Along with the city of Talent, and several other neighborhoods around Southern Oregon, Phoenix plays a part in Little Free Libraries, a nationally recognized non-profit organization created to “enhance literacy, promote the joy of reading, and build a sense of community.” This is why you might see small mail-box-like houses lining the streets and neighborhoods of the city. “I stop to look in them [the little libraries], two or three times a week,” says city manager, Aaron Prunty. “Sometimes they’ve got really good classics.” Locals can borrow and exchange books from these houses, which are all decorated uniquely. Not only was the Little Free Libraries’ intention to encourage reading, but to add fun and creative décor to the city streets.
In addition to building community atmosphere, Phoenix recently finished building a building for the community. The summer of 2018 marked the grand opening of a nearly six-year project: the Phoenix Plaza Civic Center. With help from the Phoenix Urban Renewal Agency, the City of Phoenix, and numerous local residents, the Civic Center is now open for community events, meetings, receptions, luncheons, and celebrations. Directly behind the Phoenix Plaza, the natural wetland area “offers opportunities for passive recreation and the protection of the community’s natural environment,” as is stated on the website. Even the Civic Center’s parking lot is made from pervious stone so as to limit negative impacts of urban water runoff.
As far as events go, Phoenix has several. According to the ancient Greeks and Romans, the ‘dog days of summer’ are more connected to the rise of the star system Sirius, than they are to the temperatures of the hot days stretching between July and August. However, since the Dog Star rises about the same time as Southern Oregonians start panting like dogs, holding a ‘Dog Days of Summer’ event works out. Each year, at Colver Park, the community of Phoenix puts on an informal dog show, complete with obstacle courses and prizes. Pet owners (and spectators), are invited to walk around the park with their animals, then go through games and activities that promote fun and community interaction for everyone who would otherwise be sitting at home trying to beat the dog days. In addition to events at Colver Park, the Blue Heron Park across town puts on outdoor music nights periodically throughout the summer, making use of the park’s band shell and the convenient Greenway access.
As the heat dies down and fall begins, Phoenix also hosts a homecoming parade for the high schoolers. The city’s main street closes down for an afternoon and locals cheer on the Pirates—as well as the other community organizations involved in the parade.

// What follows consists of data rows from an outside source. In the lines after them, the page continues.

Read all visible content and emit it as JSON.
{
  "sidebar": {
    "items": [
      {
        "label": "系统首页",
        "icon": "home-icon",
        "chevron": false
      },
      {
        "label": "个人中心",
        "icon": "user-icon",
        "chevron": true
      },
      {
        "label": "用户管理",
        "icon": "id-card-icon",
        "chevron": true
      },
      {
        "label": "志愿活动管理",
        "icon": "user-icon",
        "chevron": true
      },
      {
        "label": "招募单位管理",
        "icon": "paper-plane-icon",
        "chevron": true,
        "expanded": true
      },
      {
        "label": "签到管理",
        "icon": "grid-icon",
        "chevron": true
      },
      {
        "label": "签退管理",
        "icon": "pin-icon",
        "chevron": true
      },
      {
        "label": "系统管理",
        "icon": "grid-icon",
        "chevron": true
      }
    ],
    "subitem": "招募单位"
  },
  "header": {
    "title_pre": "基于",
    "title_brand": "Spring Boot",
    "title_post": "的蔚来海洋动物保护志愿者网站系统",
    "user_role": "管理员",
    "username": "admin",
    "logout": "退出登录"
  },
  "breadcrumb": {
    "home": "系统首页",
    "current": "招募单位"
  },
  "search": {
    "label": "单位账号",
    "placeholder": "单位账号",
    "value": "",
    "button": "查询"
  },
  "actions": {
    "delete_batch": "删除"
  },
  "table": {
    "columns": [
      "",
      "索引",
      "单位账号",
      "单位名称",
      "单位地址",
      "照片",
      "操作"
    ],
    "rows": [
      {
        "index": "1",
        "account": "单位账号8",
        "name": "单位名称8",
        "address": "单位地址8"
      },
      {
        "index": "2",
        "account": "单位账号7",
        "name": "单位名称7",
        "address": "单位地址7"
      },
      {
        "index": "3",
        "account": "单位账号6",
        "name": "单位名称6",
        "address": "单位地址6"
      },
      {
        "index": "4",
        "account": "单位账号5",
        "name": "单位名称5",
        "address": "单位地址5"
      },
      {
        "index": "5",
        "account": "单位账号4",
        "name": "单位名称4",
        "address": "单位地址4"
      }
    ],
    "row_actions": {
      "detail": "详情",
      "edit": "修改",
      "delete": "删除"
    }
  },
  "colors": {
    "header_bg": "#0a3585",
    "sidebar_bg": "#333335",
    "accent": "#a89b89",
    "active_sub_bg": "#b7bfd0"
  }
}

So, if you’re looking to visit a city with plenty of heart (conveniently located next to the interstate), Phoenix might just be the place for you. And next time you hear the word ‘Phoenix’… hopefully your first thought will be of a small Southern Oregon city—not Arizona or a 1850s’ Connecticut insurance company.
Thanks to the newest addition to our SOREDI team, our SOU intern, Abigail Skelton, we will continue to feature some of the popular attractions located in our Southern Oregon communities. We consider each one of our towns and cities to be “jewels in the crown” that makes up Southern Oregon. If you have a story idea sparked by an inspiring local attraction, please e-mail our Communications Manager, Codi Spodnik and maybe Abigail will be giving you a call to follow up. If you are a SOREDI Member and you have some great news, please e-mail it to Codi so we can share it in our newsletter.
Little Free Libraries (2019). Website: https://lfltalentphoenix.weebly.com/our-project.html
Phoenix Civic Center (2019). Website: https://www.phoenixciviccenter.org/about-us